→ **Activity**
Without leaving out a single line, restate the entries below exactly.

* * * * *

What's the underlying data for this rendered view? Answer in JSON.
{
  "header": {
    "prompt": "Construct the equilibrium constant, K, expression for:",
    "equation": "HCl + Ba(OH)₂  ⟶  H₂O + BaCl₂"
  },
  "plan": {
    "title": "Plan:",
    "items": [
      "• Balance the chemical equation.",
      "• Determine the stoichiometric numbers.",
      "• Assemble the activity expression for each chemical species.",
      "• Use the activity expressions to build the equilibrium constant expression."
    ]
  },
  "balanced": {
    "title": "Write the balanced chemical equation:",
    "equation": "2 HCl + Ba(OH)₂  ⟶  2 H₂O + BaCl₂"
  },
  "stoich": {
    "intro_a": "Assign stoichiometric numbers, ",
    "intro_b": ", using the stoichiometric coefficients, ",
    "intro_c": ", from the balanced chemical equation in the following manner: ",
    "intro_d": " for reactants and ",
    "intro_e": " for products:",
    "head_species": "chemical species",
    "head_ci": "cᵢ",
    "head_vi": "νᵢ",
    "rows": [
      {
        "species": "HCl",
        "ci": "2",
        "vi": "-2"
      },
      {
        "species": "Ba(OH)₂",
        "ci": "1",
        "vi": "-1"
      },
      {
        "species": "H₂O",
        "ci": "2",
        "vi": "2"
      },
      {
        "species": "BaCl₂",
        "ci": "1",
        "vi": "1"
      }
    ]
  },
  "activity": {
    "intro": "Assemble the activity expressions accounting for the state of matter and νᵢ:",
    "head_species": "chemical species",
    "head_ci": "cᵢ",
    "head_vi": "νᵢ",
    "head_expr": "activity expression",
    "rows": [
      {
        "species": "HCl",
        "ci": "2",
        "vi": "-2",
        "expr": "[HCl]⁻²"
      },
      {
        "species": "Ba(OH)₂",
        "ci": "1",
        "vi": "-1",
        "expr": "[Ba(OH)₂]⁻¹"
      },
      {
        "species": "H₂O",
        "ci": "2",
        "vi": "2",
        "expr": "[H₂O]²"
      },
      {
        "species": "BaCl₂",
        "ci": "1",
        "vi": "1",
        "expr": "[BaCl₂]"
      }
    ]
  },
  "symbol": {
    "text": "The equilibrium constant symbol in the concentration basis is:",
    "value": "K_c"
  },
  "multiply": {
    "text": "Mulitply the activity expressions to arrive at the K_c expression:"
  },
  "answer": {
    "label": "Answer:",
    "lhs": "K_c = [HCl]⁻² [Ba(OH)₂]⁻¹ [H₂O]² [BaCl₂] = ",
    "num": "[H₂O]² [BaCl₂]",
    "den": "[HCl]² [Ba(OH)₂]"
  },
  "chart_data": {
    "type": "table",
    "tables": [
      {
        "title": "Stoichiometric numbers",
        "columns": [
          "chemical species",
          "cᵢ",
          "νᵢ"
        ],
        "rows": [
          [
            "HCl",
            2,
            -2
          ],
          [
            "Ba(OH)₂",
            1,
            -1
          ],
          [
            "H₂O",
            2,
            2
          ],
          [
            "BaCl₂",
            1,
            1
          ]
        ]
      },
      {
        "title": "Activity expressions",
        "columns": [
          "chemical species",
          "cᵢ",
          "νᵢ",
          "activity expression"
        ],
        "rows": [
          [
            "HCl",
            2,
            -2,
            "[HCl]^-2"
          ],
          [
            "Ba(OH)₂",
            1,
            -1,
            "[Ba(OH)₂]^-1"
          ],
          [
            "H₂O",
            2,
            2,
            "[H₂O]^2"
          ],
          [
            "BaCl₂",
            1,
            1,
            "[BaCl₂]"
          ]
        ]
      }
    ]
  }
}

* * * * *

→ **Task response**
What's the underlying data for this rendered view? Answer in JSON.
{
  "header": {
    "prompt": "Construct the equilibrium constant, K, expression for:",
    "equation": "HCl + Ba(OH)₂  ⟶  H₂O + BaCl₂"
  },
  "plan": {
    "title": "Plan:",
    "items": [
      "• Balance the chemical equation.",
      "• Determine the stoichiometric numbers.",
      "• Assemble the activity expression for each chemical species.",
      "• Use the activity expressions to build the equilibrium constant expression."
    ]
  },
  "balanced": {
    "title": "Write the balanced chemical equation:",
    "equation": "2 HCl + Ba(OH)₂  ⟶  2 H₂O + BaCl₂"
  },
  "stoich": {
    "intro_a": "Assign stoichiometric numbers, ",
    "intro_b": ", using the stoichiometric coefficients, ",
    "intro_c": ", from the balanced chemical equation in the following manner: ",
    "intro_d": " for reactants and ",
    "intro_e": " for products:",
    "head_species": "chemical species",
    "head_ci": "cᵢ",
    "head_vi": "νᵢ",
    "rows": [
      {
        "species": "HCl",
        "ci": "2",
        "vi": "-2"
      },
      {
        "species": "Ba(OH)₂",
        "ci": "1",
        "vi": "-1"
      },
      {
        "species": "H₂O",
        "ci": "2",
        "vi": "2"
      },
      {
        "species": "BaCl₂",
        "ci": "1",
        "vi": "1"
      }
    ]
  },
  "activity": {
    "intro": "Assemble the activity expressions accounting for the state of matter and νᵢ:",
    "head_species": "chemical species",
    "head_ci": "cᵢ",
    "head_vi": "νᵢ",
    "head_expr": "activity expression",
    "rows": [
      {
        "species": "HCl",
        "ci": "2",
        "vi": "-2",
        "expr": "[HCl]⁻²"
      },
      {
        "species": "Ba(OH)₂",
        "ci": "1",
        "vi": "-1",
        "expr": "[Ba(OH)₂]⁻¹"
      },
      {
        "species": "H₂O",
        "ci": "2",
        "vi": "2",
        "expr": "[H₂O]²"
      },
      {
        "species": "BaCl₂",
        "ci": "1",
        "vi": "1",
        "expr": "[BaCl₂]"
      }
    ]
  },
  "symbol": {
    "text": "The equilibrium constant symbol in the concentration basis is:",
    "value": "K_c"
  },
  "multiply": {
    "text": "Mulitply the activity expressions to arrive at the K_c expression:"
  },
  "answer": {
    "label": "Answer:",
    "lhs": "K_c = [HCl]⁻² [Ba(OH)₂]⁻¹ [H₂O]² [BaCl₂] = ",
    "num": "[H₂O]² [BaCl₂]",
    "den": "[HCl]² [Ba(OH)₂]"
  },
  "chart_data": {
    "type": "table",
    "tables": [
      {
        "title": "Stoichiometric numbers",
        "columns": [
          "chemical species",
          "cᵢ",
          "νᵢ"
        ],
        "rows": [
          [
            "HCl",
            2,
            -2
          ],
          [
            "Ba(OH)₂",
            1,
            -1
          ],
          [
            "H₂O",
            2,
            2
          ],
          [
            "BaCl₂",
            1,
            1
          ]
        ]
      },
      {
        "title": "Activity expressions",
        "columns": [
          "chemical species",
          "cᵢ",
          "νᵢ",
          "activity expression"
        ],
        "rows": [
          [
            "HCl",
            2,
            -2,
            "[HCl]^-2"
          ],
          [
            "Ba(OH)₂",
            1,
            -1,
            "[Ba(OH)₂]^-1"
          ],
          [
            "H₂O",
            2,
            2,
            "[H₂O]^2"
          ],
          [
            "BaCl₂",
            1,
            1,
            "[BaCl₂]"
          ]
        ]
      }
    ]
  }
}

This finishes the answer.